Receiving Workers’ Compensation and Collateral Benefits
The laws regarding the receipt of other, collateral benefits while receiving Workers’ Compensation benefits are very complicated, and can often be daunting to an injured worker in Pennsylvania. Many of our clients ask whether they can receive other benefits while receiving Workers’ Compensation benefits, and the short answer is yes, however, there a number of rules governing the receipt of these benefits. First, the injured worker should understand that there is an obligation to inform the workers’ compensation carrier of the receipt of any such benefits, including unemployment compensation, severance, Social Security Retirement Benefits, and pension benefits. This article will attempt to give an overview of the rules governing these benefits, but is certainly not a comprehensive guide, and consultation with an experienced workers’ compensation attorney in these cases is highly recommended.
When receiving workers’ compensation, an injured worker can also apply, and receive Social Security Disability (“SSD”) benefits. If SSD benefits are received the SSD will be offset by the amount of workers’ compensation benefits received on a one to one basis, according to a formula set up by the Social Security regulations. The general rule is that the combined benefits between Social Security and workers’ compensation cannot exceed 80% of a person’s former monthly income. The receipt of workers’ compensation benefits and SSD benefits has significant tax implications, and is especially complicated after a workers’ compensation case is settled. This area is a pitfall for the unwary, and these matters should always be reviewed by a workers’ comp lawyer.
Social Security Retirement benefits (often called old age benefits or “SSR”) can also be received while receiving workers’ compensation benefits. However, a few issues arise in the context of workers’ compensation. First, if a person applies for SSR the workers’ compensation carrier may infer that the injured worker is voluntarily removing himself from the work force, which can prompt an attempt by the carrier to try to suspend the claimant’s workers’ comp benefits; however, if the injured worker applies for SSR because of the injury the insurance carrier’s argument will probably not hold up. Second, the workers’ compensation carrier will be entitled to a 50% offset for SSR benefits. Thus, if the claimant’s SSR benefits are $1,000.00 per month, the carrier would be able to offset the workers’ compensation benefits by $500.00. Finally, if the SSR benefits are received before the date of injury, no offset is available to the compensation carrier, and the injured person can receive both benefits simultaneously.

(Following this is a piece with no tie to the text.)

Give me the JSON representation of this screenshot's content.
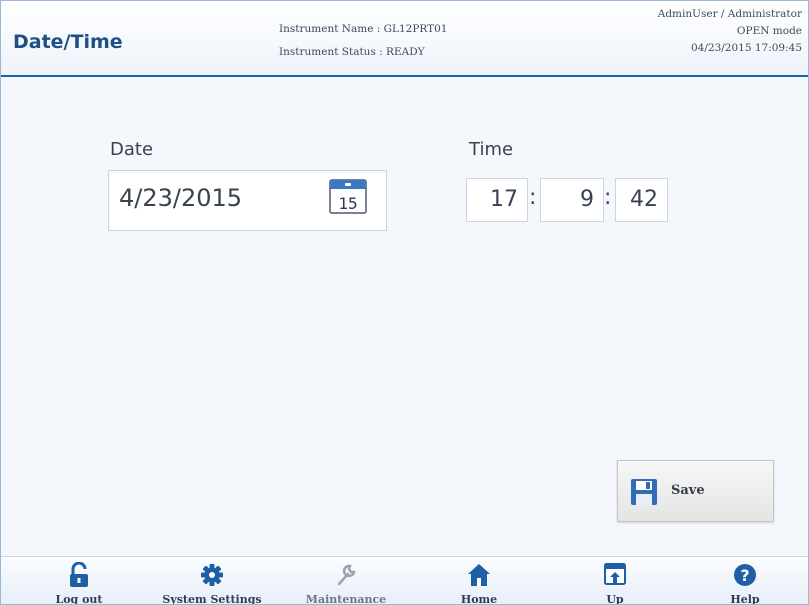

Some benefits available to injured workers are not necessarily available to be received at the same time (without an offset), but can be received while the injured worker attempts to obtain workers’ compensation benefits. For example, an injured worker may receive unemployment benefits during litigation of a contested workers’ compensation claim; however, if she ultimately receives workers’ compensation benefits, the workers’ compensation carrier would be entitled to a credit for any unemployment benefits received. The same analysis applies for both short- or long-term disability benefits received while waiting to get workers’ compensation benefits. These credits or offsets must be specifically agreed to by the compensation carrier and the claimant, and if they are not asserted at the time of the litigation of the compensation claim, they may be waived.
Pension benefits may be available to someone receiving workers’ compensation benefits, but the compensation carrier will be entitled to receive an credit for pension benefits received to the extent that the pension plan was funded by the employer. Thus, if the employer funded 50% of the pension benefits available to the injured worker, it will be entitled to a credit for 50% of the amount received under the pension plan. The burden of proving the entitlement to the pension benefit offset or credit is on the employer. Thus, the employer must present evidence showing the amount it actually contributed to the plan. This is especially difficult to prove in defined benefit plans, and multi-employer plans. A workers’ compensation carrier may also receive a credit for severance benefits received by the injured worker receiving workers’ compensation benefits. The offset due to the workers’ compensation carrier is for the net amount of benefits received, and not the gross.
For all of these offsets and/or credits the injured worker must be given proper notice, which must usually be given within 20 days prior to taking the credit. To that end, employers and workers’ compensation carriers should beware that these credits must be affirmatively asserted with the proper notice, or presented at the time of a hearing for the injured worker, otherwise they may be deemed waived. The rules and case law governing offsets and credits are extensive, and complicated. Any injured worker, employer, or insurance carrier would be well-advised to consult experienced legal counsel before attempting to either take a credit, or apply for other benefits in addition to workers’ compensation benefits.
Our attorneys at Wolf, Baldwin & Associates, P.C. are able to answer your questions regarding Pennsylvania’s Workers’ Compensation, and collateral benefits. Our lawyers are experienced in workers’ compensation cases, representing both employees. Please click here to contact us.